We are a family of 11 (mama, daddy, toddler, baby, 3 bunnies, 2 dogs, and 2 cats). My spouse and I met in London, England when we were both completing our PhDs. We adopted our kittens, Caesar and Jax, in 2014 and our bunnies in 2021 and our Egyptian Baladi dog & Manitoba-rescue dog in 2021. Don't Furry, Be Happy has been a dream of mine since I was a little girl. My long-term goal is to open a sanctuary for rescue animals & combine my field of study (Child Psychology and Development) with my passion (Don't Furry, Be Happy). My spouse's PhD was in the field of Toxicology with a focus on the Diet and the development of Prostate Cancer.
Who am I?
I am Dr. Donia Heider and I am Canadian born & raised. Mother of two boys & fur mama to many. I have a BA in Psychology, a Masters in Child Psychology and a PhD in Psychology (focussing on the impact of divorce on attachment and child development). My passions include: Netflix, Superheroes, Fantasy/Sci Fi, Poetry, Crafting, Photography & of course, ANIMAL WELFARE. I have lived in many places, including Saudi Arabia, Egypt & England. My ethnic background is Egyptian and so I know first-hand the devastating state in which animals live on the streets in places like Egypt (and Saudi Arabia). The cats are everywhere, in garbage dumpsters, eating out of the bins and living on the streets whilst facing abuse, neglect, and violence. The dogs are treated even worse. Dogs are thrown from roof tops, sexually abused, physically abused, abandoned for no reason at all, and most of the lucky ones are kept in shelters for their whole lives. I grew up knowing that they needed to experience love, care, and compassion, which in many cases is only possible through overseas adoptions. This is why, with my ethnic background, experience, and fluency in the language, I am well-suited to communicate, plan, and process the adoption of animals in need from places like Egypt.
How this dream started...
When I was about 8 years old, living in Saudi Arabia where we relocated for my father's job, and attending an all-girls' school, I found a kitten behind the water fountain (no doubt trying to stay cool in over 40 degree heat), I quickly put her in my backpack and went to catch my ride home. We also had our beautiful Canadian family cat Cairo, with us at the time.
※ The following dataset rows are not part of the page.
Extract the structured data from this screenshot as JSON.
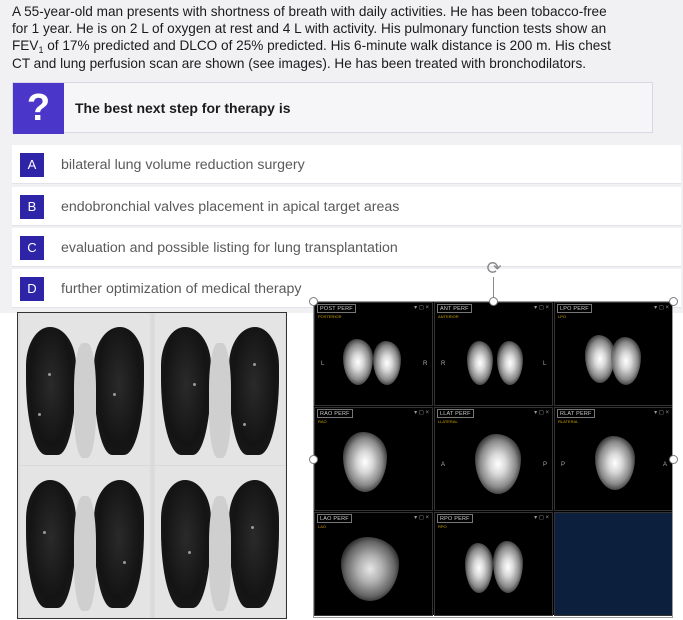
{
  "stem": {
    "line1": "A 55-year-old man presents with shortness of breath with daily activities. He has been tobacco-free",
    "line2": "for 1 year. He is on 2 L of oxygen at rest and 4 L with activity. His pulmonary function tests show an",
    "line3_a": "FEV",
    "line3_sub": "1",
    "line3_b": " of 17% predicted and DLCO of 25% predicted. His 6-minute walk distance is 200 m. His chest",
    "line4": "CT and lung perfusion scan are shown (see images). He has been treated with bronchodilators."
  },
  "question": {
    "icon": "question-mark-icon",
    "icon_glyph": "?",
    "text": "The best next step for therapy is"
  },
  "choices": [
    {
      "letter": "A",
      "text": "bilateral lung volume reduction surgery"
    },
    {
      "letter": "B",
      "text": "endobronchial valves placement in apical target areas"
    },
    {
      "letter": "C",
      "text": "evaluation and possible listing for lung transplantation"
    },
    {
      "letter": "D",
      "text": "further optimization of medical therapy"
    }
  ],
  "perfusion": {
    "panels": [
      {
        "title": "POST PERF",
        "sub": "POSTERIOR"
      },
      {
        "title": "ANT PERF",
        "sub": "ANTERIOR"
      },
      {
        "title": "LPO PERF",
        "sub": "LPO"
      },
      {
        "title": "RAO PERF",
        "sub": "RAO"
      },
      {
        "title": "LLAT PERF",
        "sub": "LLATERAL"
      },
      {
        "title": "RLAT PERF",
        "sub": "RLATERAL"
      },
      {
        "title": "LAO PERF",
        "sub": "LAO"
      },
      {
        "title": "RPO PERF",
        "sub": "RPO"
      }
    ],
    "side_labels": {
      "L": "L",
      "R": "R",
      "A": "A",
      "P": "P"
    },
    "controls_glyph": "▾ ◻ ×"
  },
  "colors": {
    "panel_bg": "#f1f1f4",
    "question_icon_bg": "#4a36c9",
    "choice_letter_bg": "#2d24a8",
    "empty_panel_bg": "#0c1f3c"
  }
}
Anyway, I brought this kitten home, unloaded her into my bedroom and closed the door, I still remember to this day how smitten I was with her (unbeknownst to me that she had no fur on one side of her body, a disease I now know was Mange). I would wait until everyone was asleep and I'd take her out into the kitchen and let her eat from Cairo's bowl of food and have a drink of water. I carried this on for about three days. On the third day Cairo started losing some fur around his mouth and my mother was getting worried, she kept asking if anyone else noticed his fur loss too, I started to feel extremely guilty and spoke up. My parents told me that the kitten had a disease and she had infected Cairo, too. I was devastated that we had to give her up but I knew right then and there what I needed to do. As a kid I had no control over which animals stayed in our home and which didn't, and I shouted at my mother, whilst tears poured down my face, "One day when I grow up I am going to save all the kittens in the world and let them all live with me!", she just smiled, as if to say, "Well, we'll just have to see, won't we."
How this dream is going...
I officially started my rescue mission in May 2021 and hope to expand my reach domestically and internationally. I have rescued over 400 dogs, cats, and small animals so far! I know I'll have my hands full ironing out any kinks that appear and learning from the many mistakes I am bound to make along the way! For more info on how our international adoption program works please visit our FAQ page.
**Right now, we need YOU to help build our foster network so we can start saving more beautiful lives**
Please donate any amount you can - every little bit helps an animal in need and helps us do what we need to do to save them from a horrible fate.